The custom bike scene can be split into two very broad groups. There’s the guys and girls who decide they want to ‘cafe’ their 1982, CB two something Honda, flip the handlebars up-side down and call it a day; and there’s the true masters of their domain who craft motorcycles that are equal part art and mechanical device. Throttle Roll celebrates the latter of the two and also welcomes the first group to attend. It’s the perfect mix of street party and educational event.
This year’s Throttle Roll was by far the biggest event since its creation in 2013 by the same man who brought you the Distinguished Gentleman’s Ride, Mark Hawwa. The event has grown over the years, and while it initially took up the court-yard of the Vic Enmore Pub, this year it took up an entire street in Marickville.
To call the mix of bikes present eclectic would be selling Throttle Roll short. While most shows group a certain genre of bike/vehicle/piece of art with other similar, bikes/vehicles/pieces of art, Throttle Roll is a delightful mix of chopper, next to Honda scooter, above old Triumph race bike. It’s all the better for it too. While the wall of bikes was impressive, almost as remarkable were the 200+ bikes parked just inside the event’s front gates. This immaculate Yamaha RD350 cafe racer parked in-between two 1980’s Harley

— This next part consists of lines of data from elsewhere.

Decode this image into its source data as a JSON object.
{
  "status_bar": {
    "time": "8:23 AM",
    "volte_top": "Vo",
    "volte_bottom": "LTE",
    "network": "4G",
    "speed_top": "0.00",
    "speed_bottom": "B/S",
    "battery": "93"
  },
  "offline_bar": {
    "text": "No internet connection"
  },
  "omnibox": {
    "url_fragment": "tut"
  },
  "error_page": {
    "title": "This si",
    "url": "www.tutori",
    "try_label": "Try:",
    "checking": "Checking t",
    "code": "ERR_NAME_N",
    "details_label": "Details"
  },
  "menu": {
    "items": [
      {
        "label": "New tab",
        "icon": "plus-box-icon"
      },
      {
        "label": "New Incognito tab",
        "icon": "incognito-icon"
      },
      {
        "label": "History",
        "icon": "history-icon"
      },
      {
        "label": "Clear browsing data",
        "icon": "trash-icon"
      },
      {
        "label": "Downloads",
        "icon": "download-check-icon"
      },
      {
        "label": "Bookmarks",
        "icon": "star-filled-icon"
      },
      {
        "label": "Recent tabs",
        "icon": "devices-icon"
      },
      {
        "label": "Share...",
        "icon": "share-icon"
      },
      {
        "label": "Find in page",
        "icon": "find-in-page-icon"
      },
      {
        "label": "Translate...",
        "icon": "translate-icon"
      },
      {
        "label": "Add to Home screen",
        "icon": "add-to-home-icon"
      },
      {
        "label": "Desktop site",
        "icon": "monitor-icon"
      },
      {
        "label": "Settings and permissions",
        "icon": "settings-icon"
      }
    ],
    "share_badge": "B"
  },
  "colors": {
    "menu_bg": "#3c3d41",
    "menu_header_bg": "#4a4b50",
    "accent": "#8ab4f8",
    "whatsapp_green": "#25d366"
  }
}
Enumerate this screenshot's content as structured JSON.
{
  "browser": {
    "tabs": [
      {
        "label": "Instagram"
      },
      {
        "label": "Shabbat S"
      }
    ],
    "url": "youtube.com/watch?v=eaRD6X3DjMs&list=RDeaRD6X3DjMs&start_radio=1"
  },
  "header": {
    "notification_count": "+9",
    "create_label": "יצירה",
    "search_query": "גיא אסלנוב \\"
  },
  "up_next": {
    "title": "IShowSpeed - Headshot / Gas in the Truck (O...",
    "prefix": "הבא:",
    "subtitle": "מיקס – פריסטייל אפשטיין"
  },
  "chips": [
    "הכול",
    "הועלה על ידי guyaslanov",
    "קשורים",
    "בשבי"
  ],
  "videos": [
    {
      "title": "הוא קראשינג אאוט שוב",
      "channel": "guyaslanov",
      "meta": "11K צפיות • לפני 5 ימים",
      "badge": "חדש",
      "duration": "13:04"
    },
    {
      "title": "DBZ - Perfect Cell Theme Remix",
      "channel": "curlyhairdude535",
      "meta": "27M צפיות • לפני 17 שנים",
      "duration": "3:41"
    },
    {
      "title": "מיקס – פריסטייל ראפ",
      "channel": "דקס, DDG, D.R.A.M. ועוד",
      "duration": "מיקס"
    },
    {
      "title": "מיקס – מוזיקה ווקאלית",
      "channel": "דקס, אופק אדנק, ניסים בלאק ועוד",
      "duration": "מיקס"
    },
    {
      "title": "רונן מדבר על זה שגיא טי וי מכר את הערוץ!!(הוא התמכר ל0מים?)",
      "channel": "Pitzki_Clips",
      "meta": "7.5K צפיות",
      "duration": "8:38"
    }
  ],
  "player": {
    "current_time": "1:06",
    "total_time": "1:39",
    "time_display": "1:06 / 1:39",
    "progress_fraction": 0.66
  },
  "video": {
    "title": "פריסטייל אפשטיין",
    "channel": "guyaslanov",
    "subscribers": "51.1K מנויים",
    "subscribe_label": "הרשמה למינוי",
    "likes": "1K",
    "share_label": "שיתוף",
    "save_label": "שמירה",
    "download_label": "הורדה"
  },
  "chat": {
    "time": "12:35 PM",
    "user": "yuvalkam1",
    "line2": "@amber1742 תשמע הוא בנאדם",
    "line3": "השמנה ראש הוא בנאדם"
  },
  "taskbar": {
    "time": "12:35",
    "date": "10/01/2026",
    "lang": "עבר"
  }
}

lounge chairs cruisers was looking fast standing still. Just look at those underslung expansion chambers and period correct solid disc brakes!
Another particularly nice bike that was lurking in the parking lot was this modern classic Triumph Bonneville. A staple of the cafe racer and custom scene, this Bonne’ had a few interesting tricks up its sleeves, like the extended swingarm, wild exhaust routing and custom side covers.
Back on the wall, one bike that caught my eye was sporting a Harley motor which was a shock to me, as I’m not usually a fan of American iron. The bike (pictured below) looked to be sporting a fairly modern, fuel injected 1200cc lump and if it weren’t for the wheelbase that spanned into neighbouring Newtown, it might have even taken corners with aplomb. The Suzuki GSXR sourced front-end and exhaust that featured interchangeable end sections, teamed with the perspex air cleaner and cam cover were just a few of this bike’s highlights.
At the other end of the spectrum, was this Honda Ruckus which looked like it had appeared from some U.S ‘Stance Nation’ car show. These Ruckus’ (Rucki?) are a rare sight on Australian roads. Usually sporting 49cc single cylinder four stroke motors, they aren’t exactly what you’d call the most sporting of scooters. This Ruckus had the full spectrum of parts thrown at it including a fairly serious stretch, fat rear tyre and a Moto-GP style exhaust.
The last bike I want to bring your attention to was this perfectly executed 70’s style chopper, complete with glitter paint and leaf sprung front-end. Just check out those twin, stacked rectangle headlights and absence of any form of front brake. The chrome on this bike was also worth noting, looking like you could dive into it, the shine was so deep.
Throttle Roll has to be one of the most inclusive bike shows in Australia. It welcomes anyone with a love of motorcycles and offers them an insight into genres of bikes that normally wouldn’t even be muttered in the same sentence. Not only that, it lets all in attendance get up close and personal to really drink in all the details, hopefully teaching people a thing-or-two about what makes a custom bike tick.